== What is needed ==
Find the word "Settings" in the data below and copy each line that holds it.

== Data to examine ==
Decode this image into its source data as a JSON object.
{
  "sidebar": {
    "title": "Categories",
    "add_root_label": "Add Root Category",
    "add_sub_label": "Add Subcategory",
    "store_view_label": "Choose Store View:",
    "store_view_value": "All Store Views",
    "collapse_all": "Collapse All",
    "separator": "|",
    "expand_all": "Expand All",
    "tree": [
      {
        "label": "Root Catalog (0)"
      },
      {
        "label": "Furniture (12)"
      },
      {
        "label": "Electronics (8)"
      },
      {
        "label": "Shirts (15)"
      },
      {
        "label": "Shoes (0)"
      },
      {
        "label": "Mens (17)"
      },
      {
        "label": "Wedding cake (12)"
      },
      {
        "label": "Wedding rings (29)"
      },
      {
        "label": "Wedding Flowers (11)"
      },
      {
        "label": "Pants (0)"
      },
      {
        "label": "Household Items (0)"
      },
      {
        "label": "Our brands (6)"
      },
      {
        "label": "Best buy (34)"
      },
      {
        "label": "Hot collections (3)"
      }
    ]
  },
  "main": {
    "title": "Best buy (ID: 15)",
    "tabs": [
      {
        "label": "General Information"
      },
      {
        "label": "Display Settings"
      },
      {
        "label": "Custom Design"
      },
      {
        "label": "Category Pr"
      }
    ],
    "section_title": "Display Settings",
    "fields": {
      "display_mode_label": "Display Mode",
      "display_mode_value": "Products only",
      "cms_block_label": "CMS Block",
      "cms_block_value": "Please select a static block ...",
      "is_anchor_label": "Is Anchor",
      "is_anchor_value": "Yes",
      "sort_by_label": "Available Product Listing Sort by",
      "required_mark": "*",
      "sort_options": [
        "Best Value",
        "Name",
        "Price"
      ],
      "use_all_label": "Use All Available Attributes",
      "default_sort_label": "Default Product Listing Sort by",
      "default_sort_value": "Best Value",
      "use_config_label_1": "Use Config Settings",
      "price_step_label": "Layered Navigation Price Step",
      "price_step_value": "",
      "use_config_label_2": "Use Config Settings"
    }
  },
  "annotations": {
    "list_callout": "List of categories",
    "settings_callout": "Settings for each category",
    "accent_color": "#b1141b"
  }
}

== Task answer ==
        "label": "Display Settings"
    "section_title": "Display Settings",
      "use_config_label_1": "Use Config Settings",
      "use_config_label_2": "Use Config Settings"
    "settings_callout": "Settings for each category",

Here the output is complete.